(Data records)
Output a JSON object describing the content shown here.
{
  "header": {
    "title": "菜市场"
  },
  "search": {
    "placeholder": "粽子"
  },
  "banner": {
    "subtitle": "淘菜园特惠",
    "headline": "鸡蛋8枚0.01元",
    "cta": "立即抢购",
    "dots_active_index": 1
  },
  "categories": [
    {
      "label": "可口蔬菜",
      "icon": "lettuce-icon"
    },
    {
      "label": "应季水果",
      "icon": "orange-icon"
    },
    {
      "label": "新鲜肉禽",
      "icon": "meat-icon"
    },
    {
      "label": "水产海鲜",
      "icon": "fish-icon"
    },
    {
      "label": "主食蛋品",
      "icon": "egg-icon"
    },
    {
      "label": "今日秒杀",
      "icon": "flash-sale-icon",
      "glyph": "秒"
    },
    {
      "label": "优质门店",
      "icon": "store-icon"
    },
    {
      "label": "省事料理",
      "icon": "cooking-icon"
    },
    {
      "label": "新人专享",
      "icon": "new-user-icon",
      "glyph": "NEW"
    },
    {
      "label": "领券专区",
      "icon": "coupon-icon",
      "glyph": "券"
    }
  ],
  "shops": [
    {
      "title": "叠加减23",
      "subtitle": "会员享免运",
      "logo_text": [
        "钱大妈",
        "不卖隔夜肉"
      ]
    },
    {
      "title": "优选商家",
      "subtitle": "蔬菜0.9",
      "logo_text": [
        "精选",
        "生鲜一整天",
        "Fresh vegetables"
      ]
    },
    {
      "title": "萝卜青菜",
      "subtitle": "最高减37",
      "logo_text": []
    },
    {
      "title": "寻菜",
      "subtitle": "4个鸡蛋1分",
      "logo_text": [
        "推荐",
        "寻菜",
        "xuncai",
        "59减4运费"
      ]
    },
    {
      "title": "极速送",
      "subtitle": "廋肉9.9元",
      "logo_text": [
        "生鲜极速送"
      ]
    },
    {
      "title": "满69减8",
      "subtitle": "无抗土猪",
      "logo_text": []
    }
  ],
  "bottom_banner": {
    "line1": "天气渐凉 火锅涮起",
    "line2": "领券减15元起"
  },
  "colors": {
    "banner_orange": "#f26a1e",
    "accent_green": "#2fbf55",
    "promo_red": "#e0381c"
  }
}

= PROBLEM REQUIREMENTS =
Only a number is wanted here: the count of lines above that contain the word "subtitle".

= RESULT OF THE EXERCISE =
7